+++ Dataset excerpts +++

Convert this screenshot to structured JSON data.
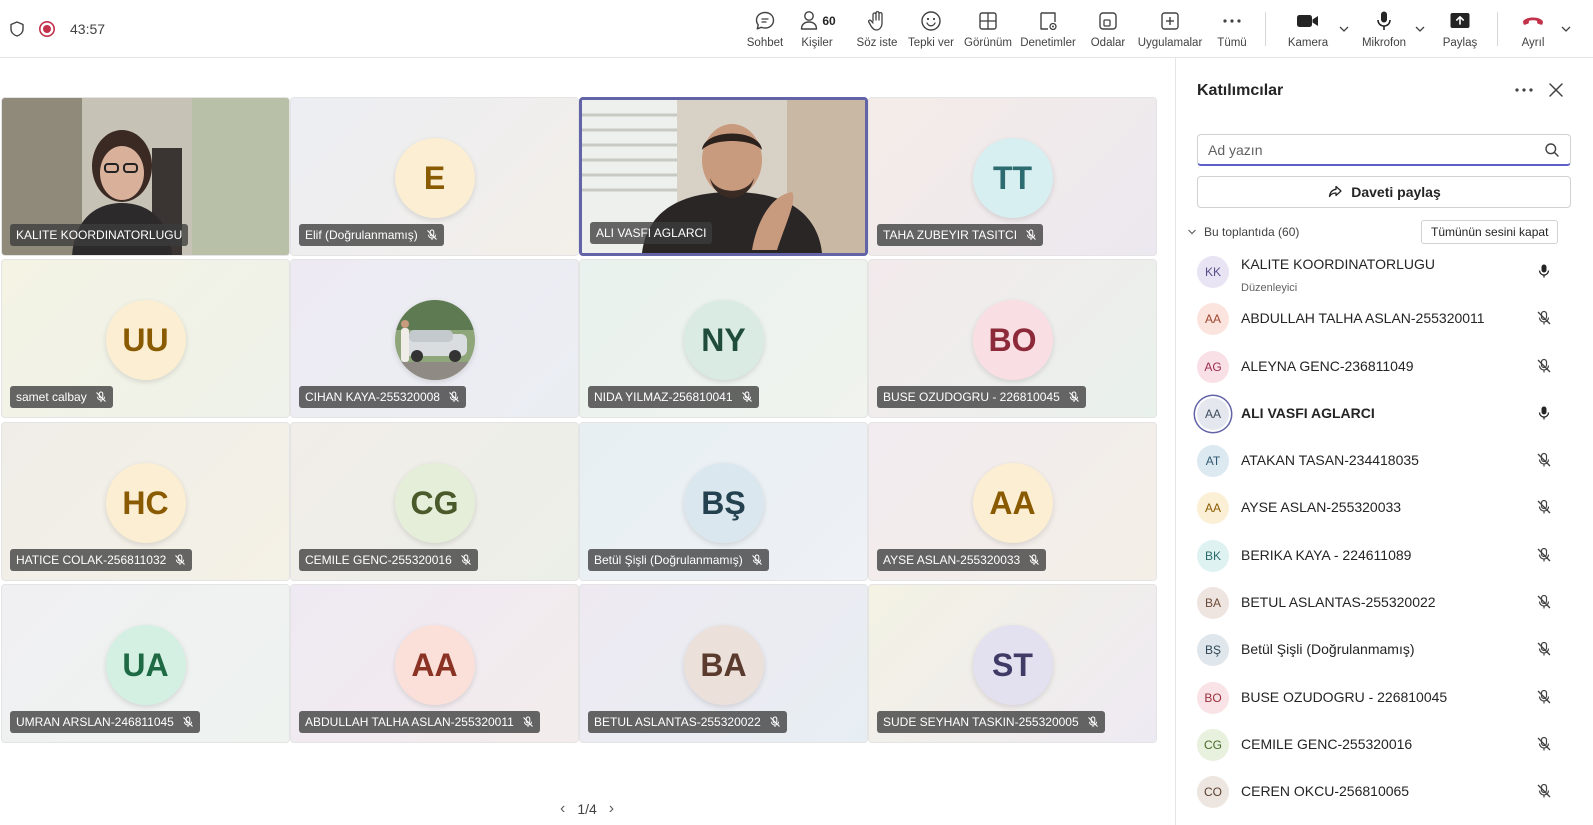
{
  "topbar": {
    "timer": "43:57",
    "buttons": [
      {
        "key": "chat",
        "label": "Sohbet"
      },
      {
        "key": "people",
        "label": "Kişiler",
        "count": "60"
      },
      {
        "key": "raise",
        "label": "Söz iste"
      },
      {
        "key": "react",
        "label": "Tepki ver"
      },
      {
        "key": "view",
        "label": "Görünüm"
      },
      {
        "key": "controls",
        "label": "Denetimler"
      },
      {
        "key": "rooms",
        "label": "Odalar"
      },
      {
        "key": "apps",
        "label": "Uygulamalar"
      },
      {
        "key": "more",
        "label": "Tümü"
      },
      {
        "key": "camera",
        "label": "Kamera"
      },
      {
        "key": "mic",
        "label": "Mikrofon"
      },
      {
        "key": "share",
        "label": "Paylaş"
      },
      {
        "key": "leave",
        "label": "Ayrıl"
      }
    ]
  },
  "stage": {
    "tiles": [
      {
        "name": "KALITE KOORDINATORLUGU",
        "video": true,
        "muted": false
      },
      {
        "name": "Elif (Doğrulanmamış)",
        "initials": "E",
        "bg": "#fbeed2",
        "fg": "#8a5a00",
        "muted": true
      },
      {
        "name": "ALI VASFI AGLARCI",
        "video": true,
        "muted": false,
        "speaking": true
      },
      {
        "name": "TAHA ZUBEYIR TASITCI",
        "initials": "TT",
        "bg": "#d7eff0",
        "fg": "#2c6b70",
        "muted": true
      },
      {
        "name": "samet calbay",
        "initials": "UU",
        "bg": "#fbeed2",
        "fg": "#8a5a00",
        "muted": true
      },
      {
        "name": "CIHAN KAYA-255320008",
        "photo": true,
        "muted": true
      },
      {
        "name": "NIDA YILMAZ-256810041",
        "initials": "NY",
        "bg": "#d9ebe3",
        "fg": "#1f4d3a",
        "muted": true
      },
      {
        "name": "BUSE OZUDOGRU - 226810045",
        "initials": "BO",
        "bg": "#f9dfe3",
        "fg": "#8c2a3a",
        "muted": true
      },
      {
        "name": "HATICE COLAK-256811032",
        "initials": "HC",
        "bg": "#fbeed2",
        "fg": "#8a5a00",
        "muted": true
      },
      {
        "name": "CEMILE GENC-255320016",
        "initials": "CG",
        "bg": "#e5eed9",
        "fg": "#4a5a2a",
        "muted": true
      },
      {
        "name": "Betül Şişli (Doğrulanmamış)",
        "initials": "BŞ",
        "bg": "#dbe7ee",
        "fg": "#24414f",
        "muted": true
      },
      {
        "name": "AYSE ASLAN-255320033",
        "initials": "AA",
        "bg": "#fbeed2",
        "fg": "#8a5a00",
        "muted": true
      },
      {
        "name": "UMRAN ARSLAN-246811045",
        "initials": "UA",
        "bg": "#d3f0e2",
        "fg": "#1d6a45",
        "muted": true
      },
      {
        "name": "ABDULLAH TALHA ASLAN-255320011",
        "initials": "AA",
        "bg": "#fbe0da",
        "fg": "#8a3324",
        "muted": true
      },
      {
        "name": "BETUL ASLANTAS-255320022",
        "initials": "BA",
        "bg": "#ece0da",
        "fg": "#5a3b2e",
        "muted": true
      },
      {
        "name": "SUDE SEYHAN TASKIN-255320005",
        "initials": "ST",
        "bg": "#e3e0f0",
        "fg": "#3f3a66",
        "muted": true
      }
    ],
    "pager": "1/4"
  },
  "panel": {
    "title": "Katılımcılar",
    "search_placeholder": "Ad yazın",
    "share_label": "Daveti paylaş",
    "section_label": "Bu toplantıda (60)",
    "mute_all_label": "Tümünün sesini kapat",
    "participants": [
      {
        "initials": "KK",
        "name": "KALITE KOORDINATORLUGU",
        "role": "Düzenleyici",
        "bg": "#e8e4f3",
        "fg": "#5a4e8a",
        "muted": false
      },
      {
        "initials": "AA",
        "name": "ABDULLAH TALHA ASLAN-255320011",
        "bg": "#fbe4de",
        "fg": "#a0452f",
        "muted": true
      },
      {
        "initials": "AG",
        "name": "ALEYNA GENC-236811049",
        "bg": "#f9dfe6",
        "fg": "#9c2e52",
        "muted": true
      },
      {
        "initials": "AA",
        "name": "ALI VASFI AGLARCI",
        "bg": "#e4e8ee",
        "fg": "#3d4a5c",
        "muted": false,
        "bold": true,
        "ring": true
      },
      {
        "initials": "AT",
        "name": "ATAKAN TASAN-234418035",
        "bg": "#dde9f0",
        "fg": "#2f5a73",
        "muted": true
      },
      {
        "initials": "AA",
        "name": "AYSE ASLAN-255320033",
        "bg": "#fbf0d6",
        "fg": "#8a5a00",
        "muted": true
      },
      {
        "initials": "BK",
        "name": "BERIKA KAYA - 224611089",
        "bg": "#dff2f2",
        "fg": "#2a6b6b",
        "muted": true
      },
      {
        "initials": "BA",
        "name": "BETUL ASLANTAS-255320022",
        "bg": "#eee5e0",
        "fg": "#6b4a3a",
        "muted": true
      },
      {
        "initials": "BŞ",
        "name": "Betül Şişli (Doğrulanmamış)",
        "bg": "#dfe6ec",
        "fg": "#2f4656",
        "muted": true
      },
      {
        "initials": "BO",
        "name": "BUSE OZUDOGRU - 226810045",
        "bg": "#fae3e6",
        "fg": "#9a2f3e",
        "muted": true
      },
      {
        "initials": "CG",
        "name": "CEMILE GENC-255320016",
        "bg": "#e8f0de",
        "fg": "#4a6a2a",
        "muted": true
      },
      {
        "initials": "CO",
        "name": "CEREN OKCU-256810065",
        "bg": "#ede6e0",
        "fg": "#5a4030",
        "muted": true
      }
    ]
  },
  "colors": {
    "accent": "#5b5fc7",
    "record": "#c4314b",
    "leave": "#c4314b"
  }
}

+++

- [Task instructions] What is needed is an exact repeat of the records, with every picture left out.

- [Completed exercise]
Convert this screenshot to structured JSON data.
{
  "topbar": {
    "timer": "43:57",
    "buttons": [
      {
        "key": "chat",
        "label": "Sohbet"
      },
      {
        "key": "people",
        "label": "Kişiler",
        "count": "60"
      },
      {
        "key": "raise",
        "label": "Söz iste"
      },
      {
        "key": "react",
        "label": "Tepki ver"
      },
      {
        "key": "view",
        "label": "Görünüm"
      },
      {
        "key": "controls",
        "label": "Denetimler"
      },
      {
        "key": "rooms",
        "label": "Odalar"
      },
      {
        "key": "apps",
        "label": "Uygulamalar"
      },
      {
        "key": "more",
        "label": "Tümü"
      },
      {
        "key": "camera",
        "label": "Kamera"
      },
      {
        "key": "mic",
        "label": "Mikrofon"
      },
      {
        "key": "share",
        "label": "Paylaş"
      },
      {
        "key": "leave",
        "label": "Ayrıl"
      }
    ]
  },
  "stage": {
    "tiles": [
      {
        "name": "KALITE KOORDINATORLUGU",
        "video": true,
        "muted": false
      },
      {
        "name": "Elif (Doğrulanmamış)",
        "initials": "E",
        "bg": "#fbeed2",
        "fg": "#8a5a00",
        "muted": true
      },
      {
        "name": "ALI VASFI AGLARCI",
        "video": true,
        "muted": false,
        "speaking": true
      },
      {
        "name": "TAHA ZUBEYIR TASITCI",
        "initials": "TT",
        "bg": "#d7eff0",
        "fg": "#2c6b70",
        "muted": true
      },
      {
        "name": "samet calbay",
        "initials": "UU",
        "bg": "#fbeed2",
        "fg": "#8a5a00",
        "muted": true
      },
      {
        "name": "CIHAN KAYA-255320008",
        "photo": true,
        "muted": true
      },
      {
        "name": "NIDA YILMAZ-256810041",
        "initials": "NY",
        "bg": "#d9ebe3",
        "fg": "#1f4d3a",
        "muted": true
      },
      {
        "name": "BUSE OZUDOGRU - 226810045",
        "initials": "BO",
        "bg": "#f9dfe3",
        "fg": "#8c2a3a",
        "muted": true
      },
      {
        "name": "HATICE COLAK-256811032",
        "initials": "HC",
        "bg": "#fbeed2",
        "fg": "#8a5a00",
        "muted": true
      },
      {
        "name": "CEMILE GENC-255320016",
        "initials": "CG",
        "bg": "#e5eed9",
        "fg": "#4a5a2a",
        "muted": true
      },
      {
        "name": "Betül Şişli (Doğrulanmamış)",
        "initials": "BŞ",
        "bg": "#dbe7ee",
        "fg": "#24414f",
        "muted": true
      },
      {
        "name": "AYSE ASLAN-255320033",
        "initials": "AA",
        "bg": "#fbeed2",
        "fg": "#8a5a00",
        "muted": true
      },
      {
        "name": "UMRAN ARSLAN-246811045",
        "initials": "UA",
        "bg": "#d3f0e2",
        "fg": "#1d6a45",
        "muted": true
      },
      {
        "name": "ABDULLAH TALHA ASLAN-255320011",
        "initials": "AA",
        "bg": "#fbe0da",
        "fg": "#8a3324",
        "muted": true
      },
      {
        "name": "BETUL ASLANTAS-255320022",
        "initials": "BA",
        "bg": "#ece0da",
        "fg": "#5a3b2e",
        "muted": true
      },
      {
        "name": "SUDE SEYHAN TASKIN-255320005",
        "initials": "ST",
        "bg": "#e3e0f0",
        "fg": "#3f3a66",
        "muted": true
      }
    ],
    "pager": "1/4"
  },
  "panel": {
    "title": "Katılımcılar",
    "search_placeholder": "Ad yazın",
    "share_label": "Daveti paylaş",
    "section_label": "Bu toplantıda (60)",
    "mute_all_label": "Tümünün sesini kapat",
    "participants": [
      {
        "initials": "KK",
        "name": "KALITE KOORDINATORLUGU",
        "role": "Düzenleyici",
        "bg": "#e8e4f3",
        "fg": "#5a4e8a",
        "muted": false
      },
      {
        "initials": "AA",
        "name": "ABDULLAH TALHA ASLAN-255320011",
        "bg": "#fbe4de",
        "fg": "#a0452f",
        "muted": true
      },
      {
        "initials": "AG",
        "name": "ALEYNA GENC-236811049",
        "bg": "#f9dfe6",
        "fg": "#9c2e52",
        "muted": true
      },
      {
        "initials": "AA",
        "name": "ALI VASFI AGLARCI",
        "bg": "#e4e8ee",
        "fg": "#3d4a5c",
        "muted": false,
        "bold": true,
        "ring": true
      },
      {
        "initials": "AT",
        "name": "ATAKAN TASAN-234418035",
        "bg": "#dde9f0",
        "fg": "#2f5a73",
        "muted": true
      },
      {
        "initials": "AA",
        "name": "AYSE ASLAN-255320033",
        "bg": "#fbf0d6",
        "fg": "#8a5a00",
        "muted": true
      },
      {
        "initials": "BK",
        "name": "BERIKA KAYA - 224611089",
        "bg": "#dff2f2",
        "fg": "#2a6b6b",
        "muted": true
      },
      {
        "initials": "BA",
        "name": "BETUL ASLANTAS-255320022",
        "bg": "#eee5e0",
        "fg": "#6b4a3a",
        "muted": true
      },
      {
        "initials": "BŞ",
        "name": "Betül Şişli (Doğrulanmamış)",
        "bg": "#dfe6ec",
        "fg": "#2f4656",
        "muted": true
      },
      {
        "initials": "BO",
        "name": "BUSE OZUDOGRU - 226810045",
        "bg": "#fae3e6",
        "fg": "#9a2f3e",
        "muted": true
      },
      {
        "initials": "CG",
        "name": "CEMILE GENC-255320016",
        "bg": "#e8f0de",
        "fg": "#4a6a2a",
        "muted": true
      },
      {
        "initials": "CO",
        "name": "CEREN OKCU-256810065",
        "bg": "#ede6e0",
        "fg": "#5a4030",
        "muted": true
      }
    ]
  },
  "colors": {
    "accent": "#5b5fc7",
    "record": "#c4314b",
    "leave": "#c4314b"
  }
}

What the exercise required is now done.